* WORK INSTRUCTIONS
Return, from the listing below, every line that includes "Hochformat".

DATA RECORDS below:

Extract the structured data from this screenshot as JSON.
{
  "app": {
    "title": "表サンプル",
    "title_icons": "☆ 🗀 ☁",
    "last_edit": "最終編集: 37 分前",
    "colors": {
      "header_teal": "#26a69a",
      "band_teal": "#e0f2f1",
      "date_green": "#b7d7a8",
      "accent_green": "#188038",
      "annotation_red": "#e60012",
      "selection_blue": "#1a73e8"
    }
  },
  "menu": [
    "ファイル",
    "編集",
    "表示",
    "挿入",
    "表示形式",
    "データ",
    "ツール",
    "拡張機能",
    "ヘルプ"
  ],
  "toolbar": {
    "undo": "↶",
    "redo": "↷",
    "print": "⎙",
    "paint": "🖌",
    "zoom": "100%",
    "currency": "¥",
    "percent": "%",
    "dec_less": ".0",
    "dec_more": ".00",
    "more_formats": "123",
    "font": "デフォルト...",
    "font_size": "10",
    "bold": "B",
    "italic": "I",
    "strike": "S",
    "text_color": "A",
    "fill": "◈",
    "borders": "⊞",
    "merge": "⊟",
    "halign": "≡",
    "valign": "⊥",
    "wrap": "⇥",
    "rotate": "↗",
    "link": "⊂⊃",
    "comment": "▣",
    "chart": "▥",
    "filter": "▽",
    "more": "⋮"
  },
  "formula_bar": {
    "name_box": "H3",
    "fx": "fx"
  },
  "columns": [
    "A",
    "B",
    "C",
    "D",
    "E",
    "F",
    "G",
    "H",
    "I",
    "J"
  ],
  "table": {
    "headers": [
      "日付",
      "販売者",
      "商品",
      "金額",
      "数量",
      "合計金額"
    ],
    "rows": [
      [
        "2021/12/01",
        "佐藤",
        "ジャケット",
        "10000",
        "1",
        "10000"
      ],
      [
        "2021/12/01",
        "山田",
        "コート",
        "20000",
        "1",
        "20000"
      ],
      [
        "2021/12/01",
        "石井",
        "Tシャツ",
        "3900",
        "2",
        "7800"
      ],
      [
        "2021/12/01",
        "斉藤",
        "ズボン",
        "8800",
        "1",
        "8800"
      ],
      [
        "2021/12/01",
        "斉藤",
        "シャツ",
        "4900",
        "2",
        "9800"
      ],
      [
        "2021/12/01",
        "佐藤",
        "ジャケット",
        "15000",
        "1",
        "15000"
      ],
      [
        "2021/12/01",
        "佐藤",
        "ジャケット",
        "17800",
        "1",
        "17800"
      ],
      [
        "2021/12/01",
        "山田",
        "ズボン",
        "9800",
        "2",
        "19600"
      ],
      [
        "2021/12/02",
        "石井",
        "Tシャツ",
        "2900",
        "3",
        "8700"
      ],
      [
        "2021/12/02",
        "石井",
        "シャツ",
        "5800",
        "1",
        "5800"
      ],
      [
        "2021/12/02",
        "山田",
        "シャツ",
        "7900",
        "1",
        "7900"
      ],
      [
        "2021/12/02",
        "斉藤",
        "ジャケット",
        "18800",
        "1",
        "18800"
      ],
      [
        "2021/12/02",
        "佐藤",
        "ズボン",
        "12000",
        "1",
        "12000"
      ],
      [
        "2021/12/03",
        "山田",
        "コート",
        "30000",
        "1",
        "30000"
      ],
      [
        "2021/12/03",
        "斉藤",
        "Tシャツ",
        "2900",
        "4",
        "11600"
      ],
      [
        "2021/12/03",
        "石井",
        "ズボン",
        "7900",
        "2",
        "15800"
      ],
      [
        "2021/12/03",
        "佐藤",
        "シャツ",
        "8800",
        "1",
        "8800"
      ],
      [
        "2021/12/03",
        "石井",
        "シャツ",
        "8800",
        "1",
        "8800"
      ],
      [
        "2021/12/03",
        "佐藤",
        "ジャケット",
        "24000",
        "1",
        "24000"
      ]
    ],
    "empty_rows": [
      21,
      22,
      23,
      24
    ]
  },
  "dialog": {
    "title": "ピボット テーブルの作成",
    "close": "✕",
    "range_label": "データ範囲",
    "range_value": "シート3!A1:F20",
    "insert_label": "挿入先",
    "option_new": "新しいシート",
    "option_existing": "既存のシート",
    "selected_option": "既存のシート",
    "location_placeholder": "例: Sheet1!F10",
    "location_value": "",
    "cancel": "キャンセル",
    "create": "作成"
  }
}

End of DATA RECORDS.
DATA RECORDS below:

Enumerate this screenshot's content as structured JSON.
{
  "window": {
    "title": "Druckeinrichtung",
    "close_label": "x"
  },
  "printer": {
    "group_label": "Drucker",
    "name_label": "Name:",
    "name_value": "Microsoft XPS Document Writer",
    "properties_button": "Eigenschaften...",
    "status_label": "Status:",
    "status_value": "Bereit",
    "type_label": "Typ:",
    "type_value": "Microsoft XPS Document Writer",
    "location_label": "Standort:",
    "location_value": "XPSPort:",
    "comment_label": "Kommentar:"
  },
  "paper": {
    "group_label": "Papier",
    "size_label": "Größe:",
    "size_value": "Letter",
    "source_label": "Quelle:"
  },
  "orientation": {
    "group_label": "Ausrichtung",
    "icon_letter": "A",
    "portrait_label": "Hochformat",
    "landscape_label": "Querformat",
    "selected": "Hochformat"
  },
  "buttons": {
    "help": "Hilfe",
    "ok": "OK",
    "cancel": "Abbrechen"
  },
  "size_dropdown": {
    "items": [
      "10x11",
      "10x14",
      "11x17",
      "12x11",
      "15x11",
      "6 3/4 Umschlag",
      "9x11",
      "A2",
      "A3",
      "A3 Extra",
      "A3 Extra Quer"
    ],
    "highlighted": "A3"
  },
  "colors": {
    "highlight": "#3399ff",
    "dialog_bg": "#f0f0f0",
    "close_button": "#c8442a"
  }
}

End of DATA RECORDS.
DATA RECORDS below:

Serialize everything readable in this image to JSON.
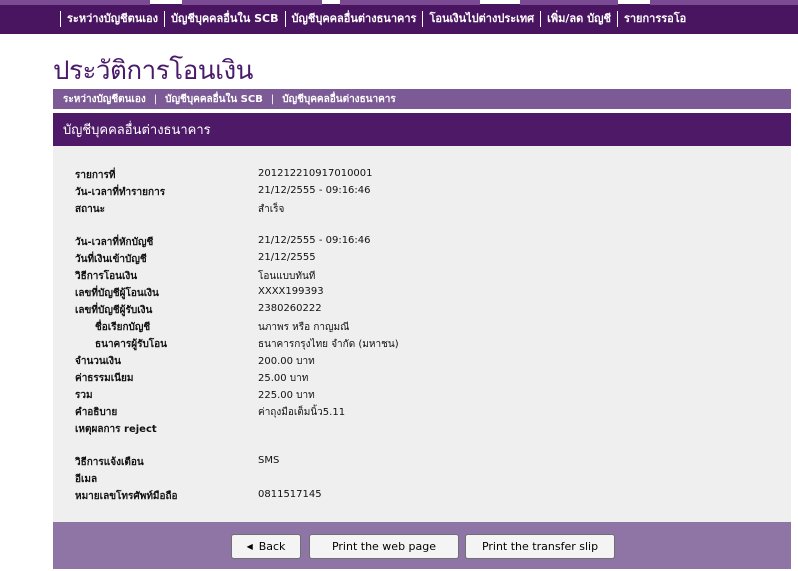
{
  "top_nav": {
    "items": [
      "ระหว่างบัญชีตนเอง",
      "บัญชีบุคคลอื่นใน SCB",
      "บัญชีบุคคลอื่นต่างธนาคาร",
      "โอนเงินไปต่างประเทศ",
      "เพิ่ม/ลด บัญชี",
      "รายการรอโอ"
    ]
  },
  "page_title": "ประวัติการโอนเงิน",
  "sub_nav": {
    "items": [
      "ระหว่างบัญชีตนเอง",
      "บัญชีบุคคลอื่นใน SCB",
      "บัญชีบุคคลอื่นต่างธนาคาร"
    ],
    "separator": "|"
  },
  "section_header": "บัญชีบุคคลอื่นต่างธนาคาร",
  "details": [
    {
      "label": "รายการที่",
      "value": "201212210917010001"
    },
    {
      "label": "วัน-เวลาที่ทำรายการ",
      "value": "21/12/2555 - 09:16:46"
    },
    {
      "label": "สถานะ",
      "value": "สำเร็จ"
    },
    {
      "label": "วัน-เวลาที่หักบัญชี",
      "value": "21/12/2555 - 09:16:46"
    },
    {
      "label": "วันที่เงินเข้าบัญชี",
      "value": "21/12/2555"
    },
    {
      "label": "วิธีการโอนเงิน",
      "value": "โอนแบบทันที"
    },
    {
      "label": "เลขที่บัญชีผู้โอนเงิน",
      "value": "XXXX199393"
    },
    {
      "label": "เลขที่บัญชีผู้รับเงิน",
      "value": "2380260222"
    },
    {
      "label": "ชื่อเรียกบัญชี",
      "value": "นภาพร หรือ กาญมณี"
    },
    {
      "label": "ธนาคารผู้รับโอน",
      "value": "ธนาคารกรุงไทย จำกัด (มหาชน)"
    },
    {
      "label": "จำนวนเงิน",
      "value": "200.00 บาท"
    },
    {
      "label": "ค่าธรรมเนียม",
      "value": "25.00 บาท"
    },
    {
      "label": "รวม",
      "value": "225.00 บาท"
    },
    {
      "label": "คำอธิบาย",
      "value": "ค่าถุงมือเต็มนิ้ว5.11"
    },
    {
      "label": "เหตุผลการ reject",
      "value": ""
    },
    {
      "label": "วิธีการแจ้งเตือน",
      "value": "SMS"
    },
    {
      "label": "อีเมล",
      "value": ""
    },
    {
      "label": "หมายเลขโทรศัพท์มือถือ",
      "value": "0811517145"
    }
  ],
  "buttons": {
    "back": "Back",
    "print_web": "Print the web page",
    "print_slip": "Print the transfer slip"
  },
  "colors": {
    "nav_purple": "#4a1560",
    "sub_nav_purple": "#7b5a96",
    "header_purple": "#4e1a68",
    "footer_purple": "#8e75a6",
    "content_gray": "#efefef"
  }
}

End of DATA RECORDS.

* WRITTEN SOLUTION
    "portrait_label": "Hochformat",
    "selected": "Hochformat"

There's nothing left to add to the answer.